Gerard Kennedy’s legacy: lawless schools, see-no-evil administrators
From Wednesday's Toronto Star story about the “lawless” C.W. Jefferys Collegiate, where Jordan Manners was shot last week:
“My experience is that the safe schools policy was followed,” said board superintendent Verna Lister*.
*According to the 2006 Public Sector Salary disclosure, Lister was paid $136,616.54 in salary and $5,316.26 in benefits last year. In 2006, the Toronto District School Board had 504 employees who were paid in excess of $100,000, totalling $54,696,949.63 in salary and $582,065.16 in benefits.
Donna Quan*, safe schools superintendent for Toronto, said Jefferys was an outstanding school and urged concerned teachers to discuss their problems with administration and the school board.
“We’ll be glad to meet,” Quan said. “It’s important to have courageous conversations.”
*$136,616.54 in salary and $5,366.66 in benefits in 2006.
Suspension rates across Toronto were down 29 per cent in 2005-06 from the year prior. Various school administrators now prefer alternatives, such as in-school suspensions.
The drop occurred the same year the Toronto District School Board settled a complaint from the Ontario Human Rights Commission for suspending a disproportionately high number of black students, in November 2005. [Local school trustee Stephnie] Payne supported a lawsuit in December 2005 against Louie Papathanasakis, then-principal of Emery Collegiate Institute, who called police on students who were accused of assaulting another student. One was later convicted.
[Former Jefferys teacher Sandra] Fusco said the settlement, combined with discouragement from administration, denied teachers leeway to suspend disruptive or violent students.
“We were told that there’s an initiative in the board to use alternatives to suspensions,” said Fusco, referring to a staff meeting at the school when Anne Kojima* was principal.
*$105,763.53 in salary and $100.80 in benefits in 2006.
The main source for the article, Jefferys teacher Dave Plaskett, tells the Star he is speaking out after teaching at the school for 25 years because: “I’ve got nothing to lose,” said Plaskett, who plans to retire this year. [Clearly this man has never seen a cop movie.]” There has got to be some changes.”

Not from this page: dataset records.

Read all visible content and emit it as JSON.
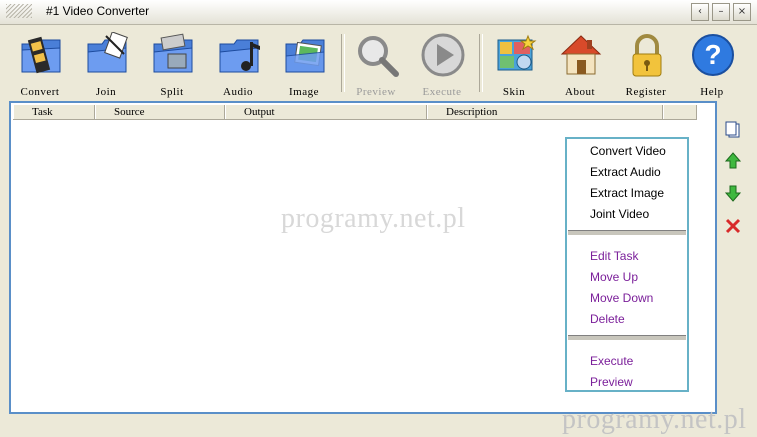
{
  "window": {
    "title": "#1 Video Converter",
    "controls": [
      "‹",
      "–",
      "×"
    ]
  },
  "toolbar": {
    "convert": "Convert",
    "join": "Join",
    "split": "Split",
    "audio": "Audio",
    "image": "Image",
    "preview": "Preview",
    "execute": "Execute",
    "skin": "Skin",
    "about": "About",
    "register": "Register",
    "help": "Help"
  },
  "table": {
    "columns": [
      "Task",
      "Source",
      "Output",
      "Description"
    ]
  },
  "context_menu": {
    "group1": [
      "Convert Video",
      "Extract Audio",
      "Extract Image",
      "Joint Video"
    ],
    "group2": [
      "Edit Task",
      "Move Up",
      "Move Down",
      "Delete"
    ],
    "group3": [
      "Execute",
      "Preview"
    ]
  },
  "watermark": "programy.net.pl",
  "colors": {
    "panel_border": "#5a8fc8",
    "menu_border": "#67b1c7",
    "menu_enabled": "#000000",
    "menu_other": "#7b1f9a"
  }
}
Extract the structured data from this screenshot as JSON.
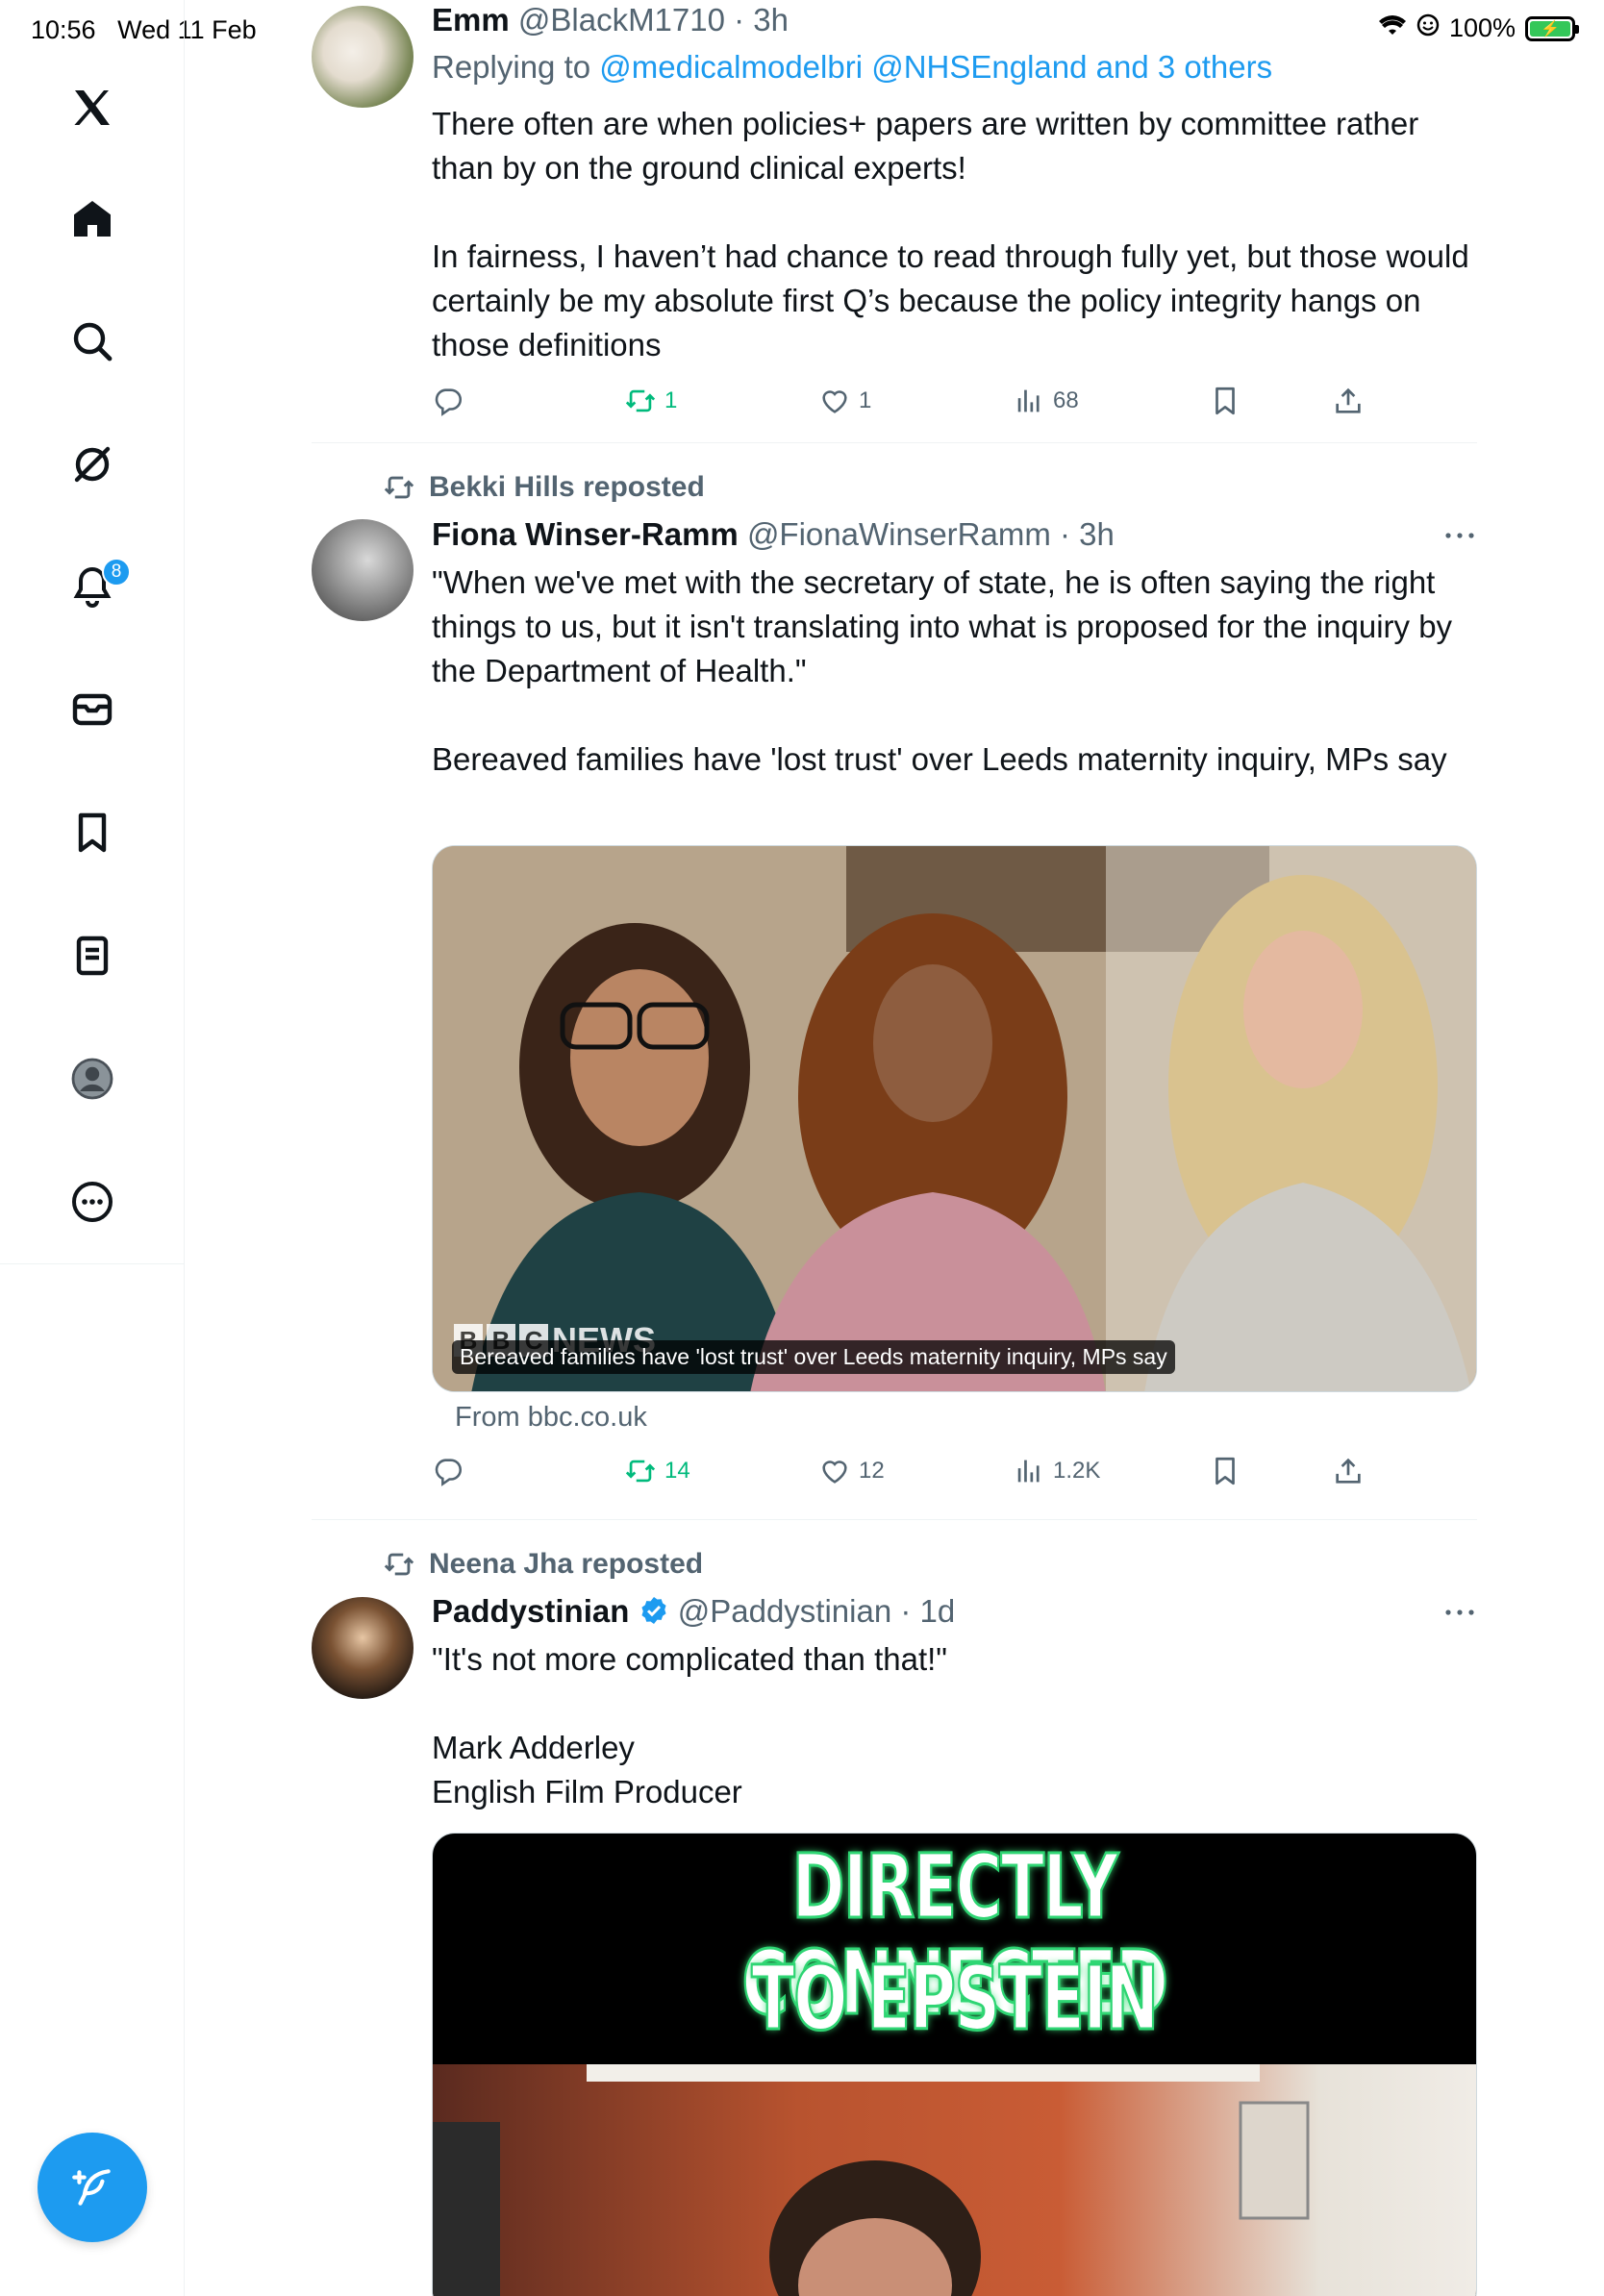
{
  "status_bar": {
    "time": "10:56",
    "date": "Wed 11 Feb",
    "battery": "100%"
  },
  "sidebar": {
    "items": [
      {
        "name": "x-logo-icon"
      },
      {
        "name": "home-icon"
      },
      {
        "name": "search-icon"
      },
      {
        "name": "grok-icon"
      },
      {
        "name": "notifications-icon"
      },
      {
        "name": "messages-icon"
      },
      {
        "name": "bookmarks-icon"
      },
      {
        "name": "lists-icon"
      },
      {
        "name": "profile-icon"
      },
      {
        "name": "more-icon"
      }
    ],
    "notification_count": "8"
  },
  "colors": {
    "accent": "#1d9bf0",
    "retweet_green": "#00ba7c",
    "secondary_text": "#536471"
  },
  "tweets": [
    {
      "name": "Emm",
      "handle": "@BlackM1710 · 3h",
      "replying_prefix": "Replying to ",
      "replying_to": "@medicalmodelbri @NHSEngland and 3 others",
      "text": "There often are when policies+ papers are written by committee rather than by on the ground clinical experts!\n\nIn fairness, I haven’t had chance to read through fully yet, but those would certainly be my absolute first Q’s because the policy integrity hangs on those definitions",
      "retweets": "1",
      "likes": "1",
      "views": "68"
    },
    {
      "reposted_by": "Bekki Hills reposted",
      "name": "Fiona Winser-Ramm",
      "handle": "@FionaWinserRamm · 3h",
      "text": "\"When we've met with the secretary of state, he is often saying the right things to us, but it isn't translating into what is proposed for the inquiry by the Department of Health.\"\n\nBereaved families have 'lost trust' over Leeds maternity inquiry, MPs say",
      "card_logo": "NEWS",
      "card_caption": "Bereaved families have 'lost trust' over Leeds maternity inquiry, MPs say",
      "card_source": "From bbc.co.uk",
      "retweets": "14",
      "likes": "12",
      "views": "1.2K"
    },
    {
      "reposted_by": "Neena Jha reposted",
      "name": "Paddystinian",
      "handle": "@Paddystinian · 1d",
      "text": "\"It's not more complicated than that!\"\n\nMark Adderley\nEnglish Film Producer",
      "video_line1": "DIRECTLY CONNECTED",
      "video_line2": "TO EPSTEIN"
    }
  ]
}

One of the principles of the Harris government’s 2001 Safe Schools Act was that specific transgressions would bring specific punishments, for example, swearing at a teacher would automatically result in a one-day suspension.
These clear rules, however, were not welcomed by school boards or teacher unions. I remember one teacher union boss saying that teachers did not want the ability to suspend students. As per usual, nary a peep of dissent was heard from individual teachers, about the combative dismissiveness of their leaders.
Already insulated from daily brushes with menacing teenagers, the union bosses and boards believed they had bigger fish to fry, namely the Harris government’s plans to cut administrative costs, implement per-pupil funding, lower average class sizes through having teachers teach an additional half-class, implement a new curriculum, standardized testing, teacher recertification, etc.
Admittedly, the government’s promised “strict discipline” schooling for expelled students was not (to my knowledge) up and running by the time the government changed hands in 2003.
The McGuinty Fiberals conducted a quickie consultation/review on the act, the upshot of which was the act was too prescriptive and lacked flexibility. So they stripped the legislation of its clarity, and dressed up their announcement with the gainesburger that “cyber-bullying” would be included in the new legislation (but of course, whether cyber-bullies actually get punished depends on the attitude of the principal at the school involved -- just like at Jefferys).